▶ Entries provided:
───

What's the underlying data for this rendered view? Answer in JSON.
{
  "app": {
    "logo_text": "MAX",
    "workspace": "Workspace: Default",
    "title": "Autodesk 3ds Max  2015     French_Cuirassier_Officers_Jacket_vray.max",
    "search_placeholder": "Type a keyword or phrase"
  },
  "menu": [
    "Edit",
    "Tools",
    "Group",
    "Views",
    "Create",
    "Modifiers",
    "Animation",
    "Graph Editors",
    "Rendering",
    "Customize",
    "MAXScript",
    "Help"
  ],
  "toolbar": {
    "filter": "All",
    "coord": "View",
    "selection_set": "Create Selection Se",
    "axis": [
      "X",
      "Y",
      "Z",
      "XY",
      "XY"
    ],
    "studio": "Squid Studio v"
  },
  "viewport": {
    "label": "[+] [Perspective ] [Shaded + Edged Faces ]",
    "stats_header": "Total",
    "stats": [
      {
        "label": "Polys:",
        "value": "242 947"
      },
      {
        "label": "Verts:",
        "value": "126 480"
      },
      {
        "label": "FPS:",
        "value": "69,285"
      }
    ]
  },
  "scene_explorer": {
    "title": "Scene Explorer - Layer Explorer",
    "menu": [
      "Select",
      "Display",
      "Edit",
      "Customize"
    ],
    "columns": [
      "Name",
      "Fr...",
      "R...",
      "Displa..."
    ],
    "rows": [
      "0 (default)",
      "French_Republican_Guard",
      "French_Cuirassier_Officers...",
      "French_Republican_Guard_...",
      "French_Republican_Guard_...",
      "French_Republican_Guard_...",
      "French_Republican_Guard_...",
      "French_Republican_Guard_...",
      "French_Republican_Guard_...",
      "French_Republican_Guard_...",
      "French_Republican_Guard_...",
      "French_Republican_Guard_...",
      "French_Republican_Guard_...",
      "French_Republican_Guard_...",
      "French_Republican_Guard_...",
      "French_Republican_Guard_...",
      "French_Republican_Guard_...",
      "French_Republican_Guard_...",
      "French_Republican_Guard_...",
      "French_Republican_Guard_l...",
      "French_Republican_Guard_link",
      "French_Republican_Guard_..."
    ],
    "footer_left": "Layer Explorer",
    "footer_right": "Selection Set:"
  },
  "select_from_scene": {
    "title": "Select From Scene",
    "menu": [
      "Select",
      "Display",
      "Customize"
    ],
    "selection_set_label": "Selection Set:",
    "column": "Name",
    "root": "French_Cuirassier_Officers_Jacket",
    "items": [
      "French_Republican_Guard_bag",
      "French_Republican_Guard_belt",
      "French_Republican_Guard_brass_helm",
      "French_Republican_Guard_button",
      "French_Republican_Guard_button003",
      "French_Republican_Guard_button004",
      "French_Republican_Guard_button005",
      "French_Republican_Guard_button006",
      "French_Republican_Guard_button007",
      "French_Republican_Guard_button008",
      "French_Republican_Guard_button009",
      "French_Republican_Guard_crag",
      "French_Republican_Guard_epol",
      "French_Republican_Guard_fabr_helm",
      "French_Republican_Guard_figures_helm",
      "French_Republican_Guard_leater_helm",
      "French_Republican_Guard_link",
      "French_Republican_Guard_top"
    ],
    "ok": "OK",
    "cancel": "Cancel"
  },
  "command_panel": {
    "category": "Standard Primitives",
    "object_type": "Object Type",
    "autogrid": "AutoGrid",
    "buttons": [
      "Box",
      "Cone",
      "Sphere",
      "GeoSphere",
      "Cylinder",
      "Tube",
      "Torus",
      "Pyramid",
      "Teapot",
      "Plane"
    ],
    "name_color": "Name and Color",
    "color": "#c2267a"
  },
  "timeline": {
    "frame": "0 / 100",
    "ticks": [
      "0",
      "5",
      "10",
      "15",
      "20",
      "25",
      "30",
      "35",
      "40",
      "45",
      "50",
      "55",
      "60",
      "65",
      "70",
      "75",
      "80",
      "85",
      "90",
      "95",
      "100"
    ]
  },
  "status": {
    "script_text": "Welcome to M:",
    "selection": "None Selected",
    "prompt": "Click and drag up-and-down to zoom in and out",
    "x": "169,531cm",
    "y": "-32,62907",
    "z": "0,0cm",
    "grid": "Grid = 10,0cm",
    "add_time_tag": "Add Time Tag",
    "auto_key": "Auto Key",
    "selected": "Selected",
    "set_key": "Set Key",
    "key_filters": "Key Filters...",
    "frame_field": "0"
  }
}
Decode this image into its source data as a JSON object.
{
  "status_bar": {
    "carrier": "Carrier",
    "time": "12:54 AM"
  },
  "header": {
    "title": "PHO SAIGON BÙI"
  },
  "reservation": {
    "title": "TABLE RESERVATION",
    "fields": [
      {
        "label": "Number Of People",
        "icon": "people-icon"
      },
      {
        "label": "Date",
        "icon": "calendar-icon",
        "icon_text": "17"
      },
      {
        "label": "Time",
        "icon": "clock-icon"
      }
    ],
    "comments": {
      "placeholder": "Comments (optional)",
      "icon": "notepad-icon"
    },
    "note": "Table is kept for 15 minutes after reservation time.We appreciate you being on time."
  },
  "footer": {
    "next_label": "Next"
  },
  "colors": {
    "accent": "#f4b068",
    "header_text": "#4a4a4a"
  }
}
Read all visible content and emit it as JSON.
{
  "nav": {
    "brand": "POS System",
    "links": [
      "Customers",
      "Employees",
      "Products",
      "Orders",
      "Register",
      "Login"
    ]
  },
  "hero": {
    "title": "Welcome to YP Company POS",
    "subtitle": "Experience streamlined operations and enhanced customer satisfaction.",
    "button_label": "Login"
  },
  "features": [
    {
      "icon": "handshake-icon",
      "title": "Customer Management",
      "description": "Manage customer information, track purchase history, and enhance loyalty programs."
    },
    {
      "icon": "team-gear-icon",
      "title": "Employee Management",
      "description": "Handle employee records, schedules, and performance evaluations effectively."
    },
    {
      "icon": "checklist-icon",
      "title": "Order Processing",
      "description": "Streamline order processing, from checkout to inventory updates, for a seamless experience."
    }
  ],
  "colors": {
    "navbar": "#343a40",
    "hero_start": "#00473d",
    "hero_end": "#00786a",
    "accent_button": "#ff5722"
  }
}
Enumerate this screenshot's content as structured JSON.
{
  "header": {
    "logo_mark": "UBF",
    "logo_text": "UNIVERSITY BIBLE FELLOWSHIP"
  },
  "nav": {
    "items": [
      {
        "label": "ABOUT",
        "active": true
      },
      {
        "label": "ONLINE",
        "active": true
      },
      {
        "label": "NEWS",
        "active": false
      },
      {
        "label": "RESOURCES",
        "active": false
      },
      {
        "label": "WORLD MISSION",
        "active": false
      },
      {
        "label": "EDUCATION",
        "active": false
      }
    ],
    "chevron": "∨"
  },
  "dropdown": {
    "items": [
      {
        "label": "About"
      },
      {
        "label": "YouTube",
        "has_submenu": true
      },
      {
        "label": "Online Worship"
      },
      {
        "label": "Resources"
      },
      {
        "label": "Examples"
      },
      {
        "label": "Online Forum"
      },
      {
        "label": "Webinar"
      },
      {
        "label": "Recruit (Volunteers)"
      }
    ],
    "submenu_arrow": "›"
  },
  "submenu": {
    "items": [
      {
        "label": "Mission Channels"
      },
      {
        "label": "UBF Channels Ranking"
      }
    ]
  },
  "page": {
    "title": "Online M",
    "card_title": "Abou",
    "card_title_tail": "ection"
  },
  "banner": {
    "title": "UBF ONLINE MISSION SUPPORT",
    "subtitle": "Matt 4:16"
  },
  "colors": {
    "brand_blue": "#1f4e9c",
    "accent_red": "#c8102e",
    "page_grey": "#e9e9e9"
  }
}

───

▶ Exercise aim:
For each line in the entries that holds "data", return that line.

▶ Exercise answer:
What's the underlying data for this rendered view? Answer in JSON.
Decode this image into its source data as a JSON object.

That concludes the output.